▶ **TRY IT**:
Copy out each line of the data that includes the string "Constants".

▶ **SUPPLIED INFORMATION**:
· · · · ·

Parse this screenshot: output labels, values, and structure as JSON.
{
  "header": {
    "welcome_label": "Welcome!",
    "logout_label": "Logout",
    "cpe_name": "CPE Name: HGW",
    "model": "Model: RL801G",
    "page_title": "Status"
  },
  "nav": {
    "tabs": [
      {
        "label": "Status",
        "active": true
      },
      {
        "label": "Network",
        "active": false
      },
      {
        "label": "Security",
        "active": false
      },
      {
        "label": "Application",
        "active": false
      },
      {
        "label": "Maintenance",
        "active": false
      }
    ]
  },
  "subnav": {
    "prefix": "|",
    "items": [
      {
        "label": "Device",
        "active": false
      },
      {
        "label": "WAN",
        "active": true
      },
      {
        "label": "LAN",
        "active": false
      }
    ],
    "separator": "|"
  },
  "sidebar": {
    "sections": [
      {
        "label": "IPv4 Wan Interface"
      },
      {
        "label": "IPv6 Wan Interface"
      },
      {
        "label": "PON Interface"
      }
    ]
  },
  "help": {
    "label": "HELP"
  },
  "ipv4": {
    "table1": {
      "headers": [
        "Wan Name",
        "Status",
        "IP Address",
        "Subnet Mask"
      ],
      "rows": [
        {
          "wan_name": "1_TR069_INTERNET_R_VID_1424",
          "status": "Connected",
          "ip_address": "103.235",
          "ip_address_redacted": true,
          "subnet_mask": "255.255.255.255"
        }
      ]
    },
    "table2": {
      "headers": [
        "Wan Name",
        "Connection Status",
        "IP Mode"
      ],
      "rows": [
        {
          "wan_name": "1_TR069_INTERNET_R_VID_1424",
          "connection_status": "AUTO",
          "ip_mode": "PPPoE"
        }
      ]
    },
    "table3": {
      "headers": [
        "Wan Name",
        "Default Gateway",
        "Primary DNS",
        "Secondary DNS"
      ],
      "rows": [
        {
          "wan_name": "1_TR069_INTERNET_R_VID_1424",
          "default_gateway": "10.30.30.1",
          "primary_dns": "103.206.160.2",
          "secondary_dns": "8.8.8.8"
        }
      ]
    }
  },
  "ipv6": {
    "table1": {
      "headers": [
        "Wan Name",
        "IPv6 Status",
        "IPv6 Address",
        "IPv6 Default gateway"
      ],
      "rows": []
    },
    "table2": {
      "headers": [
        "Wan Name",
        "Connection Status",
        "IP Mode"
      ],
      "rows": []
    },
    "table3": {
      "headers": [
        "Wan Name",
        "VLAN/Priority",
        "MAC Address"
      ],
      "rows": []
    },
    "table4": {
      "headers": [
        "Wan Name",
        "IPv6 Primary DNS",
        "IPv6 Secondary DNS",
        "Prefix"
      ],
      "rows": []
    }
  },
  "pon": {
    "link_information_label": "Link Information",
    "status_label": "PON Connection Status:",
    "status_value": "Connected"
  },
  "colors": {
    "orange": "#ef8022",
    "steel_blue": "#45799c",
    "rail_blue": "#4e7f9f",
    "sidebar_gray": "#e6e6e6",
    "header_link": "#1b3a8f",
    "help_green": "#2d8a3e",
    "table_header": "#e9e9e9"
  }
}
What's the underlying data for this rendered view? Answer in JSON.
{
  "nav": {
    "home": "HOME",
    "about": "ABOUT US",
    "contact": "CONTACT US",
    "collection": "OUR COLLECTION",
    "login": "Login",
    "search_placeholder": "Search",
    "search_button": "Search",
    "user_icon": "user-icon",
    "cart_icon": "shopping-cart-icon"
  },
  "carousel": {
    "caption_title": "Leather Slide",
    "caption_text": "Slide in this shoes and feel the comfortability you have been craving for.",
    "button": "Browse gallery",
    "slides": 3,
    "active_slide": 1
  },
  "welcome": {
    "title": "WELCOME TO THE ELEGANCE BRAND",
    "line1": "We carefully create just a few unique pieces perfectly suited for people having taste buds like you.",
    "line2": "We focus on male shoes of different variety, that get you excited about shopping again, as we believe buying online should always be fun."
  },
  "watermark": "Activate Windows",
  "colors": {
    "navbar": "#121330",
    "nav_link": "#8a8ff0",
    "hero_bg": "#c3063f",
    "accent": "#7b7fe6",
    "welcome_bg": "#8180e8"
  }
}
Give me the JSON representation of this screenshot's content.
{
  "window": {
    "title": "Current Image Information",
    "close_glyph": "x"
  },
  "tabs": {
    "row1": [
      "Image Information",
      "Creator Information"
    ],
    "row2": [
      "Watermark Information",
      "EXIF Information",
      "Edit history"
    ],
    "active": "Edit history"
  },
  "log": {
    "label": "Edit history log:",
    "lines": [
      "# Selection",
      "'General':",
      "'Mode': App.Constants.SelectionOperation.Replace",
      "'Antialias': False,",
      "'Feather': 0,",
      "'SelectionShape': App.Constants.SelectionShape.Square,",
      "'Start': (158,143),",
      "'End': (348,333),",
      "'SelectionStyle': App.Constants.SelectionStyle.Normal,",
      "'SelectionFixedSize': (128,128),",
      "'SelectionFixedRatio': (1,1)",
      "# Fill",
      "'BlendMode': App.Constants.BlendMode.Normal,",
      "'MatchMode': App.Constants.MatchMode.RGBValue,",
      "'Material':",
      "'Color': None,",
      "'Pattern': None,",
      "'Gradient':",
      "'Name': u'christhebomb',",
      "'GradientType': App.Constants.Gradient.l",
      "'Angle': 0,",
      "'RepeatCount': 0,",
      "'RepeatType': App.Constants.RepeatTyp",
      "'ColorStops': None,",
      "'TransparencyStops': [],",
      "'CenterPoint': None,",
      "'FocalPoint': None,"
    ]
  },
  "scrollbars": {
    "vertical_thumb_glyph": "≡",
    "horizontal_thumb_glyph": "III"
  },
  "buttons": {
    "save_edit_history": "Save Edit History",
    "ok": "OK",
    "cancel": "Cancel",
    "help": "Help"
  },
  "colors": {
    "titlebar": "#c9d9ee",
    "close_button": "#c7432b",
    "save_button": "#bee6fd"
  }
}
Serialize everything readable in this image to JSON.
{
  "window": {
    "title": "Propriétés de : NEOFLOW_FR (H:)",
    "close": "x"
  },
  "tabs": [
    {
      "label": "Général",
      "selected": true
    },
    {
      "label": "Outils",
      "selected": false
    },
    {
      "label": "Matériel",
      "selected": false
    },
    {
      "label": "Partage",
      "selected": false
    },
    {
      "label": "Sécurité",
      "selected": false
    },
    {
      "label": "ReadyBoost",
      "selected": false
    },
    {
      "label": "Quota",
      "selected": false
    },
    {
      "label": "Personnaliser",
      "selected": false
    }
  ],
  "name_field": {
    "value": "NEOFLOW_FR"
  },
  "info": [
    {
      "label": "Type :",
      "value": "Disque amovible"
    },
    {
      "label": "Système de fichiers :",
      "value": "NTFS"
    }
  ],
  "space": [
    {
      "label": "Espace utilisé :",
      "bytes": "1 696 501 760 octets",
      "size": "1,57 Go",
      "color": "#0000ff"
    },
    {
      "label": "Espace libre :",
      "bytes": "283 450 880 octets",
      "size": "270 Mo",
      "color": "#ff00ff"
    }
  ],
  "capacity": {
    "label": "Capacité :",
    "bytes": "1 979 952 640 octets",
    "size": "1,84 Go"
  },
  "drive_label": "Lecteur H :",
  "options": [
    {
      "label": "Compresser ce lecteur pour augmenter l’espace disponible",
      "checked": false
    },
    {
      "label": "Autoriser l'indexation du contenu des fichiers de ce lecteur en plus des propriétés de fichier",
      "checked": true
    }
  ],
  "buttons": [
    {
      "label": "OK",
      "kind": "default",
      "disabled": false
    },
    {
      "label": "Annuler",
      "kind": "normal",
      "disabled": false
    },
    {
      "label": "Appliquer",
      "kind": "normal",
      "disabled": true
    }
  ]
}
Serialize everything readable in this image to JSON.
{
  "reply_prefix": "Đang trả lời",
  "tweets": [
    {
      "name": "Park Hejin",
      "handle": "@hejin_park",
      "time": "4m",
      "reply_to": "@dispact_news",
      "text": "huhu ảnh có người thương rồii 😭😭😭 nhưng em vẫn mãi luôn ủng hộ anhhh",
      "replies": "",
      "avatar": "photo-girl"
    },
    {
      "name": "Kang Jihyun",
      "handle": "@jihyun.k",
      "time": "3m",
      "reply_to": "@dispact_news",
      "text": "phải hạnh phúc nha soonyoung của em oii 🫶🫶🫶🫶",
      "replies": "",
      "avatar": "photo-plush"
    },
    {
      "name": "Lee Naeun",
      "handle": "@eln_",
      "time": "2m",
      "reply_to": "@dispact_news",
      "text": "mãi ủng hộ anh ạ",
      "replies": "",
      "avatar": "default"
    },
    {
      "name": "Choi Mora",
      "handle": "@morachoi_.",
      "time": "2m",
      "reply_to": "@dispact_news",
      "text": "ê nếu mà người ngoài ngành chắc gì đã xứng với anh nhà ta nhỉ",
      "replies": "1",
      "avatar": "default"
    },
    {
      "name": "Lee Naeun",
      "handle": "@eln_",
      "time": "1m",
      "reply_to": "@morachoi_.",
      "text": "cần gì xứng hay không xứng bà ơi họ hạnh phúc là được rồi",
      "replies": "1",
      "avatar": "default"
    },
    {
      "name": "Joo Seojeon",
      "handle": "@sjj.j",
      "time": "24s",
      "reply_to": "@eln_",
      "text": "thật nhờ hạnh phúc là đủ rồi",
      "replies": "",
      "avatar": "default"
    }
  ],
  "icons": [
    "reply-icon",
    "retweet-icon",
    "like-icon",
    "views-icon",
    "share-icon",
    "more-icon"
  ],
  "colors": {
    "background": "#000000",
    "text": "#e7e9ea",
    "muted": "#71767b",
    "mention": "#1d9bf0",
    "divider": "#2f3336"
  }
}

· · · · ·

▶ **TASK OUTPUT**:
      "'Mode': App.Constants.SelectionOperation.Replace",
      "'SelectionShape': App.Constants.SelectionShape.Square,",
      "'SelectionStyle': App.Constants.SelectionStyle.Normal,",
      "'BlendMode': App.Constants.BlendMode.Normal,",
      "'MatchMode': App.Constants.MatchMode.RGBValue,",
      "'GradientType': App.Constants.Gradient.l",
      "'RepeatType': App.Constants.RepeatTyp",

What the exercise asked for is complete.